Daddy wrapped her in both arms. “Sweet Ruby, you’re never alone. You’ve got Jesus livin’ in you.”
Suppressing a yearning to melt into his chest and stay there forever, she squeezed him for only a moment then pushed free. She dried her moist eyes, passed around kisses, and then slipped her backpack onto her shoulders. Yippee crawled into his crate and lay down, semi-sedated. No tricks from him today.
Entering the security line, Ruby Joy Buckner did not look back. If she did, she’d start bawling.
Read Chapter Two here.
Read Chapter Three here.
Read Chapter Four here.
Read Chapter Five here.
Read Chapter Six here.
Our authors are blogging all sorts of fun posts during the next couple of weeks too, so we'll try to keep an updated list so you can visit. Most of them are changing posts as often as we are, so if you see their names listed more than once, check out all the links, because it's most likely a different post.
Monday, December 2
For the Pinterest contest, visit Chapter One's Pinterest image and J.A.'s blog to compare photos
Marji Laine hosts Sheryl Holmes
Marji Laine - Chapter 1 Devotional
About J.A. Marx
J.A. writes Embattled Spirit novels. Her companions are adventure and imagination. Add in the supernatural, and her day is complete.
Above all, J.A.’s desire is to see people set free to live and love. She feels her purpose on earth is to participate in what Jesus Christ came to do: destroy the works of darkness. (1 John 3:8b).
Her desire to promote health and wholeness grew from seventeen-plus years in marriage coaching and developing small group ministries in four different states across the USA.
Growing up in Colorado, she spent much of her childhood climbing trees and rocks, and riding horses. She graduated from Colorado State University with a BA in Arts & Humanities and a double minor in French and Music.
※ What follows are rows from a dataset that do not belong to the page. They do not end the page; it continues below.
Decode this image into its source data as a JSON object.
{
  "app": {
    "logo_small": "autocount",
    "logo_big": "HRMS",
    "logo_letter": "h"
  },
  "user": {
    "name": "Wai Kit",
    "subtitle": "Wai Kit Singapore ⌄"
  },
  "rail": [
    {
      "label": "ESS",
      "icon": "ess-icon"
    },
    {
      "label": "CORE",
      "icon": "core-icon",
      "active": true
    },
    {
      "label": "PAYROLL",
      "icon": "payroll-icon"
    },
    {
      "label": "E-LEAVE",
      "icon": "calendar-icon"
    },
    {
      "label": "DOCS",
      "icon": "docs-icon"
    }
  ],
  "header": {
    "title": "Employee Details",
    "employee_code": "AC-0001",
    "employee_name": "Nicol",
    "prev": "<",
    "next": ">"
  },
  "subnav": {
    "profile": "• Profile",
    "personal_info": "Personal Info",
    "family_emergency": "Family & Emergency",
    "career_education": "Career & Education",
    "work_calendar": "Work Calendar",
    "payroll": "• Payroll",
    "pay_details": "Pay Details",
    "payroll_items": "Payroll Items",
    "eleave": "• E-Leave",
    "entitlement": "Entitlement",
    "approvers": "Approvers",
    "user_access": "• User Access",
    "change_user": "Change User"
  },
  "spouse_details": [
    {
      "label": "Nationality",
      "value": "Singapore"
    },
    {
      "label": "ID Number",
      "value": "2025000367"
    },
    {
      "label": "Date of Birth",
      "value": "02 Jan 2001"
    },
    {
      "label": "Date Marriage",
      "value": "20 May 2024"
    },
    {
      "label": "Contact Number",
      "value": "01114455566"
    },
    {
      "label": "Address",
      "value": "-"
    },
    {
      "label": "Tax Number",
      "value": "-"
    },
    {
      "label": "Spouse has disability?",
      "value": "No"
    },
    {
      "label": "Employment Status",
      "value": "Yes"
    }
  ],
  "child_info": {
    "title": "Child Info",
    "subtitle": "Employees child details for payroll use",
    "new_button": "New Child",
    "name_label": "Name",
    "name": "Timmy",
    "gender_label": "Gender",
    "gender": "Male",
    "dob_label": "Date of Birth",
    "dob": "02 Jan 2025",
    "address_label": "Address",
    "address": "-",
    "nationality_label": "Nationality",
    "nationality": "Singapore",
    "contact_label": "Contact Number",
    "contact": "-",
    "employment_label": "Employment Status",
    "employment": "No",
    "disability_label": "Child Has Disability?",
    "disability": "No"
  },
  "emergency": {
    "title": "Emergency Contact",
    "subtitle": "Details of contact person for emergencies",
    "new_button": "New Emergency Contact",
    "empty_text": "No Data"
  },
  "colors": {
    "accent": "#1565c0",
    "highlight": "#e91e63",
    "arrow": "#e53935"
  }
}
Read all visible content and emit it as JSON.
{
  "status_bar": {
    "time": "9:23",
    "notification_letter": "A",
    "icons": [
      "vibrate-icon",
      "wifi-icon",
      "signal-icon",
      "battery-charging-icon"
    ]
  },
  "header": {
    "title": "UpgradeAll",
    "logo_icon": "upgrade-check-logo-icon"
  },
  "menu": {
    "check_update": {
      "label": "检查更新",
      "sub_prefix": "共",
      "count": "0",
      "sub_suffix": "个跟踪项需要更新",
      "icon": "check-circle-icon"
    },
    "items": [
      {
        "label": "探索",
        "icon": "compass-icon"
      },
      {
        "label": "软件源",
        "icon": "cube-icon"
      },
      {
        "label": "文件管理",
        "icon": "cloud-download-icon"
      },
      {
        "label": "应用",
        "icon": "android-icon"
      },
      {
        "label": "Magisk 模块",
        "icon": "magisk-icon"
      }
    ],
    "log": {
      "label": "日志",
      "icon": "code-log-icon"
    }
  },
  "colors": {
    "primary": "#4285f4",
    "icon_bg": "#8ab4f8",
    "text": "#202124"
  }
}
She and her wild-at-heart husband presently reside in Texas near their two grown children and a new grandchild. Her hobbies are fitness, nutrition, and dancing the Argentine tango.
A Christmas Tree Treasure Hunt (co-author)